Without going too deep - as we would never get out - it is worth noting three things.
First: in the Treasury's just released report on FX manipulation, neither China nor Russia were accused of devaluing their currencies. If Trump has a problem with Beijing's or Moscow's FX policies, he should probably first instruct his treasury.
Second, both currencies have been strengthening for over two years, and only saw a modest loss in value just very recently.
Third, the only reason Russia is "playing the devaluation game" is because of the sanctions Trump unleashed on Russia last week which sent both the ruble, and Russian assets crashing. If anything, Moscow wants a stronger Ruble to avoid having to raise rates even higher.

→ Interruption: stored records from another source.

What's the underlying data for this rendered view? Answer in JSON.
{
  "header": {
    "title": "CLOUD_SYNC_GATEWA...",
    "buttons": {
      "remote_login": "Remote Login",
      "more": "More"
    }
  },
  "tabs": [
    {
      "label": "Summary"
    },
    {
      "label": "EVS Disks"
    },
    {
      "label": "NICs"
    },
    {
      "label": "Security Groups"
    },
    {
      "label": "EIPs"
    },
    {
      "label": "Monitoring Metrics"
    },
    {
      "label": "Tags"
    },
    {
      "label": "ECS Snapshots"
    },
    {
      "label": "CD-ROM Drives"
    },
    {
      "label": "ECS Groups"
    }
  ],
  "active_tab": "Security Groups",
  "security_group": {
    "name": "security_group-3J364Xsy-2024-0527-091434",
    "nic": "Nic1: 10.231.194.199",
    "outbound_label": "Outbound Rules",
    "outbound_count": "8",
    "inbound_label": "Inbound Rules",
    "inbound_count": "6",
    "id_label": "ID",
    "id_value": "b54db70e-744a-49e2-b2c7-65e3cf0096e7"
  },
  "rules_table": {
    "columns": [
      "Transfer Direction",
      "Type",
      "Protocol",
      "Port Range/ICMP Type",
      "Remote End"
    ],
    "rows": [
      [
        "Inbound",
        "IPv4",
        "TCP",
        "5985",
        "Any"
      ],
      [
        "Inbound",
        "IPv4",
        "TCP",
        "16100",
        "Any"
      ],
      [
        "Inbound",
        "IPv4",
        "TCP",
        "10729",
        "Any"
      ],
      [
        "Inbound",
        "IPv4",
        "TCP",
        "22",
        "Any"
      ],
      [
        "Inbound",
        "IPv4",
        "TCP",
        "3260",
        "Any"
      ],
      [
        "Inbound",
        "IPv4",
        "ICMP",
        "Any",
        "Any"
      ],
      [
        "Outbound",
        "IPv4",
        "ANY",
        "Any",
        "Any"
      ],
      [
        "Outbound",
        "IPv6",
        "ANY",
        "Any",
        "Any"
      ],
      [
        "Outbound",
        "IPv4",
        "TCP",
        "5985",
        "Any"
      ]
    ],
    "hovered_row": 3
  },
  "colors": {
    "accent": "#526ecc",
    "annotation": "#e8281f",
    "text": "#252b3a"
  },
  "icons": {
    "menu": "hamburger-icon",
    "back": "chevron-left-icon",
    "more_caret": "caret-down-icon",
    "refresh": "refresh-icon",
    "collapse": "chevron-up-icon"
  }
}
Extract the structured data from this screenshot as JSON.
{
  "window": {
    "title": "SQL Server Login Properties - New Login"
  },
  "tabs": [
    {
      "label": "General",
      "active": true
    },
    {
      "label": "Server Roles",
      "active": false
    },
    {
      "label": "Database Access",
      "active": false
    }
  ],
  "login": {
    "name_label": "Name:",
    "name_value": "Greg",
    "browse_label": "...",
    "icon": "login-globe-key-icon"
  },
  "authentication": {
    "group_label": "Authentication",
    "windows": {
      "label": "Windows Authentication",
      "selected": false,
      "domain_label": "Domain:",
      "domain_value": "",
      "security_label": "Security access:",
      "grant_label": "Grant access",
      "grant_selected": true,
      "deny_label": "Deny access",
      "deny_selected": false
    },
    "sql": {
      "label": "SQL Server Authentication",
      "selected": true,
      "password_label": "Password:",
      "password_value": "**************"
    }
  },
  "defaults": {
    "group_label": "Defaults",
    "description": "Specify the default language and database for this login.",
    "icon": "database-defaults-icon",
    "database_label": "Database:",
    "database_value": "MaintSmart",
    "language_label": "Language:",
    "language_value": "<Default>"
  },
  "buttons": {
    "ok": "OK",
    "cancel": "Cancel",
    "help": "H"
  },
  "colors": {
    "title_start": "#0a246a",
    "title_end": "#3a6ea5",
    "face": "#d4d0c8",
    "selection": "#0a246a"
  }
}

As for China, while it may want a weaker yuan to boost exports, it will surely come as news to Beijing that it is devaluing the currency, which is trading at the strongest level against the dollar since the August 2015 devaluation, as a result of - drumroll - the weaker dollar. In fact, the weaker the dollar, the stronger the Yuan.